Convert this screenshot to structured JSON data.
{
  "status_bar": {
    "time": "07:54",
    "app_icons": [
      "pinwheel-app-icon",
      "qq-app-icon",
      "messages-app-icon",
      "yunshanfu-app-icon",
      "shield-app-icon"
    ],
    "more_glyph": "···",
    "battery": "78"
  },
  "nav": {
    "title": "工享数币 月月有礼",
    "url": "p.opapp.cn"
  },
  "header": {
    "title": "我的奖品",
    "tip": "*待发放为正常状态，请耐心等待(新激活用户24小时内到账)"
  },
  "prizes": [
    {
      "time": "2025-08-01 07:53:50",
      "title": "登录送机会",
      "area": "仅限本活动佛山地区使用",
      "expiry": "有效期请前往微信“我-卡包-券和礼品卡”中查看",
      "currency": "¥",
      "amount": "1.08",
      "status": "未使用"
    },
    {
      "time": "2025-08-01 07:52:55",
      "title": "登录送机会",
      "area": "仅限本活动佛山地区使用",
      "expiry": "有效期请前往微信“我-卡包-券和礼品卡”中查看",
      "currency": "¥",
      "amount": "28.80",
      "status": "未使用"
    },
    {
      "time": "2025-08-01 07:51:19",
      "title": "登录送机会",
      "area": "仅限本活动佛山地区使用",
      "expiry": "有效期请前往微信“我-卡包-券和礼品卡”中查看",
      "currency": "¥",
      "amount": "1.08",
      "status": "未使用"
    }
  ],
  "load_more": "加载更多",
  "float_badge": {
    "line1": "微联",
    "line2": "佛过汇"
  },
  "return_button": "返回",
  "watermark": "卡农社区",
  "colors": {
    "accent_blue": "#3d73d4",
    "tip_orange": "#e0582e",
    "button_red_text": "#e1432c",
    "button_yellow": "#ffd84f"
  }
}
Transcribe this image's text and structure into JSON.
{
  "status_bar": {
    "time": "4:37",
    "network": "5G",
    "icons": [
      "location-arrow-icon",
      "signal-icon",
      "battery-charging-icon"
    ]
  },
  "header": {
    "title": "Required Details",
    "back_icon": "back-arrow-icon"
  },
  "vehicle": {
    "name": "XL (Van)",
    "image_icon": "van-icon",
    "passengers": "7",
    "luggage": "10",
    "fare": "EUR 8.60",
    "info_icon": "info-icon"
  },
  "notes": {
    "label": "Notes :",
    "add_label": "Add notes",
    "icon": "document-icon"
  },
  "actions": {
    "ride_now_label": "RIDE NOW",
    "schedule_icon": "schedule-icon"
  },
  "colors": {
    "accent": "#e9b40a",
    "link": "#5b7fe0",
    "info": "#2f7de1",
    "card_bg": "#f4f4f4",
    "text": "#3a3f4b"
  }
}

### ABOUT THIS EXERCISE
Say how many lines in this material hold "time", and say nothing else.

### REPLY
5